Novel catalysis approach reduces carbon dioxide methane

Novel catalysis approach reduces carbon dioxide to methane

11:26 AM, 5th August 2019
This special surface of copper and silver is important for achieving the series of chemical reactions in the system the team designed.
This special surface of copper and silver is important for achieving the series of chemical reactions in the system the team designed.

A growing number of scientists are looking for fast, cost-effective ways to convert carbon dioxide gas into valuable chemicals and fuels.

Now, an international team of researchers has revealed a new approach that utilizes a series of catalytic reactions to electrochemically reduce carbon dioxide to methane, the main ingredient in natural gas, eliminating an intermediate step usually needed in the reduction process.

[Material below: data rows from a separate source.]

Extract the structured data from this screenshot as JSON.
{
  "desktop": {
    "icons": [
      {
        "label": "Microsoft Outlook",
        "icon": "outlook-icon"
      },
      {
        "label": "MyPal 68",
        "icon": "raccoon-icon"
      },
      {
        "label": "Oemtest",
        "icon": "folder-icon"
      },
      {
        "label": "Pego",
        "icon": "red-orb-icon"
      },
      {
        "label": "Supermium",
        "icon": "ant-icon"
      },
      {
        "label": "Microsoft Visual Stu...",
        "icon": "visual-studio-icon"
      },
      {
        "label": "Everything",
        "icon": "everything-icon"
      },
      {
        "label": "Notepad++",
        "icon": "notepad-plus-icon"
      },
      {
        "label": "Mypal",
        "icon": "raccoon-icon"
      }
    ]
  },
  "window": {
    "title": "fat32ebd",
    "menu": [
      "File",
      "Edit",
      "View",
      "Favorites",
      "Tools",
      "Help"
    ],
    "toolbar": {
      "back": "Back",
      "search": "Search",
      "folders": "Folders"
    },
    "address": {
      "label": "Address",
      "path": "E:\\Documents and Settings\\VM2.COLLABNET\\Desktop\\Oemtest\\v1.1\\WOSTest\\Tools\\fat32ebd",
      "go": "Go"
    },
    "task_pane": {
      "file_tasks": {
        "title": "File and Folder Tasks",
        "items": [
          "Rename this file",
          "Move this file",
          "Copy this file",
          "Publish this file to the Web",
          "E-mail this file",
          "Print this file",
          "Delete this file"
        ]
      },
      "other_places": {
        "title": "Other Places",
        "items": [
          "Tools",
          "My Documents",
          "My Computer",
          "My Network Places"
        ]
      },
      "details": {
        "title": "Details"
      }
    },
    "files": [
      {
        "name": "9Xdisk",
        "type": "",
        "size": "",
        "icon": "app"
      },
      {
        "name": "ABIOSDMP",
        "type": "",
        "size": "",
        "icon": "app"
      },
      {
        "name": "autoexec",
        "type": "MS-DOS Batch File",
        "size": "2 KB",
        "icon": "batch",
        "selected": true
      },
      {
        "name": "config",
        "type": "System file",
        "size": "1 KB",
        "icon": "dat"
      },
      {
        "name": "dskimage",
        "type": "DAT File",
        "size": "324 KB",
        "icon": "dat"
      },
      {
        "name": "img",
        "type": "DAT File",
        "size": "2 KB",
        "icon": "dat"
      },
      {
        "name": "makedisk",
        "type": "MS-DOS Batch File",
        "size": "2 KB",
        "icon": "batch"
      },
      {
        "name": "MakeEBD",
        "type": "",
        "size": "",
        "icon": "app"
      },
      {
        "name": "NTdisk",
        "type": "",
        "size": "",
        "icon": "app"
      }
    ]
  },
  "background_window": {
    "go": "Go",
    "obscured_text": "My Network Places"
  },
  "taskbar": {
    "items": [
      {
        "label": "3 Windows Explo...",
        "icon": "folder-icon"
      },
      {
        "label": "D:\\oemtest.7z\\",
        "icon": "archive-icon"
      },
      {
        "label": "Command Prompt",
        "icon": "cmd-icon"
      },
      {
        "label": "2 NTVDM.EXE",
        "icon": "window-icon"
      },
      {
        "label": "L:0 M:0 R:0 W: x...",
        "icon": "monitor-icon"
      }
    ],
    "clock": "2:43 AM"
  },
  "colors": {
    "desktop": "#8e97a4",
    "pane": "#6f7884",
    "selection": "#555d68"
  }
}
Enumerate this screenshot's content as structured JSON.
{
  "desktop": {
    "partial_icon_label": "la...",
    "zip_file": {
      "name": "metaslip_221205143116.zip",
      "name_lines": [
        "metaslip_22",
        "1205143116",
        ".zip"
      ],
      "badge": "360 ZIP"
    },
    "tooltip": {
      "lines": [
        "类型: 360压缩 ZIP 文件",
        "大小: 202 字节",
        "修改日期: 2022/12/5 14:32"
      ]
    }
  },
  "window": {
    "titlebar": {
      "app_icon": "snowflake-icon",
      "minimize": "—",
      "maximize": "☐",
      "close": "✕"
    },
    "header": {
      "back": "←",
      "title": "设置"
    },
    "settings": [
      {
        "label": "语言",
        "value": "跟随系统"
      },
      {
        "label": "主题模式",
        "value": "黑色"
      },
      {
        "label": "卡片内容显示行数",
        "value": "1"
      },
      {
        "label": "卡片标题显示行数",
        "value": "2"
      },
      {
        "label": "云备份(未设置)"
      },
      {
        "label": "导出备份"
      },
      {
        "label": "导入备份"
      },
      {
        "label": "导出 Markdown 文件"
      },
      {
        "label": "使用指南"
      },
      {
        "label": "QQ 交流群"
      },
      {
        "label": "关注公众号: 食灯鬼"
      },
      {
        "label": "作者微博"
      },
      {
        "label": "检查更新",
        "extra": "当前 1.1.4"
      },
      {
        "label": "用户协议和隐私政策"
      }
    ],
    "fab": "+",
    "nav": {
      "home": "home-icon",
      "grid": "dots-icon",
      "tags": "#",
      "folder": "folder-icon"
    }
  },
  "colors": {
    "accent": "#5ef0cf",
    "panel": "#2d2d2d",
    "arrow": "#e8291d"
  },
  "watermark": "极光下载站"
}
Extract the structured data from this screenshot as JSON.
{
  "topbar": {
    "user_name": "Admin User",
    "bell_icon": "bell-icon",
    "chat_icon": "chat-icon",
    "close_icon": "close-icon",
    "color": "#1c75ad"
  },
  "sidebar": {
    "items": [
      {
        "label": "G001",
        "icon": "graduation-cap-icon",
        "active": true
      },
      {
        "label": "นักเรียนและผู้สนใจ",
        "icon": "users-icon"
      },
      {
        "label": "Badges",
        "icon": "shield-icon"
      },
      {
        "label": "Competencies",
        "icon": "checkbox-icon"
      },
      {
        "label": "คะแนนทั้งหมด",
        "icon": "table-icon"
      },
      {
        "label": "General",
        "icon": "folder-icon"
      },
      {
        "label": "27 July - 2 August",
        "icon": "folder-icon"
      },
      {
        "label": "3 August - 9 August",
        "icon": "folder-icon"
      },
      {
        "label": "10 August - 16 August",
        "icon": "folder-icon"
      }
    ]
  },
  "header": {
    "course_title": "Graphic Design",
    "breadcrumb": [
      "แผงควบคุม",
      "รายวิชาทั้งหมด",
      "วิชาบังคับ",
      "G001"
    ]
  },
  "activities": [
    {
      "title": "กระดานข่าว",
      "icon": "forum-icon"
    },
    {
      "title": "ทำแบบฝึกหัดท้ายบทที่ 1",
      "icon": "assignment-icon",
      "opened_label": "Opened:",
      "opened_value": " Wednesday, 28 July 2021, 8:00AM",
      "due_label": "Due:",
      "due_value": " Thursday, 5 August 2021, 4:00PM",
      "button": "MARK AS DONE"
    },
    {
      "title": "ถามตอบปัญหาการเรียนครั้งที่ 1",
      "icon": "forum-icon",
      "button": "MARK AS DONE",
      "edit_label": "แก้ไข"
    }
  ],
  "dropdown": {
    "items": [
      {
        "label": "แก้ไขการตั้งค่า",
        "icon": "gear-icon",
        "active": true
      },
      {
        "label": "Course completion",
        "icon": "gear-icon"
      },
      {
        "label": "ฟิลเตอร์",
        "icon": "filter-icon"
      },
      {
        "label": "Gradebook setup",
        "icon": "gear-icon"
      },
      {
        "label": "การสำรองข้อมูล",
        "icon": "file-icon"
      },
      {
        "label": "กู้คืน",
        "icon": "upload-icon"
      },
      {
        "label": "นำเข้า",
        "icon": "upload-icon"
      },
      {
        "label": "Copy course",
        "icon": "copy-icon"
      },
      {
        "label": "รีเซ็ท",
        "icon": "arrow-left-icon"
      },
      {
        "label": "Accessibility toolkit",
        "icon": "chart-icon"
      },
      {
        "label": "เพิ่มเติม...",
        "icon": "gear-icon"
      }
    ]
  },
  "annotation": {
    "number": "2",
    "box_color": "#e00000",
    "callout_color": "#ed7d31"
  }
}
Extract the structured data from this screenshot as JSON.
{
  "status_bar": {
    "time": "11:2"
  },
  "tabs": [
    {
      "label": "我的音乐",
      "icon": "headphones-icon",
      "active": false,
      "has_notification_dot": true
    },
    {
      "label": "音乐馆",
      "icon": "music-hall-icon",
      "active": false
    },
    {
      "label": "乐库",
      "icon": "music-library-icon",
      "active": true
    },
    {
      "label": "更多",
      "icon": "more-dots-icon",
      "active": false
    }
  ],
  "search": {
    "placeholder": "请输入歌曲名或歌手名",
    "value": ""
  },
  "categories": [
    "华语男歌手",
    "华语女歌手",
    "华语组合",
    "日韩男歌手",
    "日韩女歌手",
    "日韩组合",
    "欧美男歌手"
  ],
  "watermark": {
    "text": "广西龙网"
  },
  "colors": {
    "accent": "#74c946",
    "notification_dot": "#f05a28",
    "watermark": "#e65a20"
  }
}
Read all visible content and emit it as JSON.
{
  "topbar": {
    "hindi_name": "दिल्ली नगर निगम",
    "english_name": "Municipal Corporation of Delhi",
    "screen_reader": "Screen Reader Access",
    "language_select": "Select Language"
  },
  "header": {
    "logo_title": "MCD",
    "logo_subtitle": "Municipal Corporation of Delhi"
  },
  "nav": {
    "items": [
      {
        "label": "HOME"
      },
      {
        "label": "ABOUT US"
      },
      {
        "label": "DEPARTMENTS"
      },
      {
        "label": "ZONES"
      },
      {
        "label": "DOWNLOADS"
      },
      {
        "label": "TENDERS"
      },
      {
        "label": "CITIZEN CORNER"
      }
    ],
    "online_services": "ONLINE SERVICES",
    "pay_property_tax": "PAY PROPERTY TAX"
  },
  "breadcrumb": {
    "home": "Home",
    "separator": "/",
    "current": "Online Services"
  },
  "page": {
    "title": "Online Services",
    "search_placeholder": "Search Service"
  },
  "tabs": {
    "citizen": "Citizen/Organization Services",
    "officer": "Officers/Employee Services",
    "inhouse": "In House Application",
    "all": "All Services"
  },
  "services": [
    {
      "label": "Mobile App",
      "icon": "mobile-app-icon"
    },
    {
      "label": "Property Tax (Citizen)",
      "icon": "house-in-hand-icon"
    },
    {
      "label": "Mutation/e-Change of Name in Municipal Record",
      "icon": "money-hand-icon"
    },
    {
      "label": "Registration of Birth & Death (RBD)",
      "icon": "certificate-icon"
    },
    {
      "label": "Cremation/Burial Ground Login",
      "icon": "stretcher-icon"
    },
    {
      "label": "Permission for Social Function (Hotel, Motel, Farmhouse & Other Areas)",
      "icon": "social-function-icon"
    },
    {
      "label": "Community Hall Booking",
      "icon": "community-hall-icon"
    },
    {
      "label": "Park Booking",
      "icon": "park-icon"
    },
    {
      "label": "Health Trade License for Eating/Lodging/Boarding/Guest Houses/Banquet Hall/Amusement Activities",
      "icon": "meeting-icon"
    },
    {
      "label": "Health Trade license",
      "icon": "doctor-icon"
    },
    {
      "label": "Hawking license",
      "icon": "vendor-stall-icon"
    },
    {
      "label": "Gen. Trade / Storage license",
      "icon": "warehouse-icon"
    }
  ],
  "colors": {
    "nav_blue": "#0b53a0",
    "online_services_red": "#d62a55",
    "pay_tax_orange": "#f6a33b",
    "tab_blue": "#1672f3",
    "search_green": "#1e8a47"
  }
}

“We want to supply renewable electricity and take carbon dioxide from the atmosphere and convert it to something else in one step,” said Bingjun Xu, a University of Delaware assistant professor of chemical and biomolecular engineering. “This is a key contribution to this vision.”

The team’s results were published in the journal Nature Communications.

Two of the study authors are based at UD: Xu and postdoctoral associate Xiaoxia Chang. Another study author, Qi Lu of Tsinghua University in China, was formerly a postdoctoral associate in the Department of Chemical and Biomolecular Engineering at UD.

The paper’s authors also include Haochen Zhang from Tsinghua University, Jingguang Chen from Columbia University, William Goddard III from the California Institute of Technology and Mu-Jeng Cheng from National Cheng Kung University in Taiwan.

A one-pot system

To convert carbon dioxide into valuable fuels, you have to start with a surface made of copper, the metal famous for its use in pennies and electrical wiring. Copper can be used to reduce carbon dioxide into carbon monoxide, which can then be further transformed into substances such as methane. This process is relatively simple, but it requires two reactors and costly separation and purification steps.

The research team used computations and experiments to design a one-pot catalysis system. Add carbon dioxide, and a series of chemical reactions will happen without the need to stop and add more chemicals. 

To do this, the team added special nanostructured silver surfaces, which were developed by Lu when he was a postdoctoral associate at UD from 2012 to 2015, to the copper surfaces. The silver portion attracts carbon monoxide molecules, which then migrate to the copper portion and reduce to methane. The system yields a higher concentration of methane than copper-only systems.

“In this work the primary novelty is to combine these two in a configuration so that several steps of reaction could occur in one system,” said Xu. “We systematically modified the composition, the silver-to-copper ratio in the structure. Those are key to the selectivity and ability to combine the reactions.”

Previous attempts to combine copper with precious metal in this way have failed, but the group developed a special type of electrode structure that enabled the system. The research was the result of a collaborative effort with research groups contributing spectroscopy, computation, and studies of the reactivity of materials.

Source: University of Delaware

0 Comments

Login

Your Comments (Up to 2000 characters)
Please respect our community and the integrity of its participants. WOC reserves the right to moderate and approve your comment.

Related News


SDK develops technology to directly bond aluminium alloys & polycarbonate resin

TOKYO, JAPAN: Showa Denko has developed an innovative technology to directly join/bond aluminium alloys and polycarbonate resin—a commodity amor ...

Read more
Cipla in talks to invest in e-pharmacy startup Medlife

BENGALURU/MUMBAI, INDIA: Drug major Cipla is in talks to invest in online healthcare platform Medlife, three people aware of the discussions said, in ...

Read more
Chemours acquires mining operations of Southern Ionics Minerals

WILMINGTON, US: The Chemours Company has acquired Southern Ionics Minerals LLC (SIM), a minerals exploration, mining, and manufacturing company headqu ...

Read more
Total to sell interest in Trapil Pipeline for €260 million

PARIS, FRANCE: Total SA has signed an agreement to sell a 30 percent interest in Societe des Transports Petroliers par Pipelines (Trapil) to Pisto SAS ...

Read more
Carboxymethyl cellulose demand to drive acetic acid market: Report

Increasing carboxymethyl cellulose (CMC) demand from the US pharmaceutical industry in the preparation of drugs in the form of disintegrants will help ...

Read more
Plastics Industry Association appoints new president and CEO

WASHINGTON, US: The Plastics Industry Association (PLASTICS) has named Tony Radoszewski president and chief executive officer (CEO), effective Septemb ...

Read more
www.worldofchemicals.com uses cookies to ensure that we give you the best experience on our website. By using this site, you agree to our Privacy Policy and our Terms of Use. X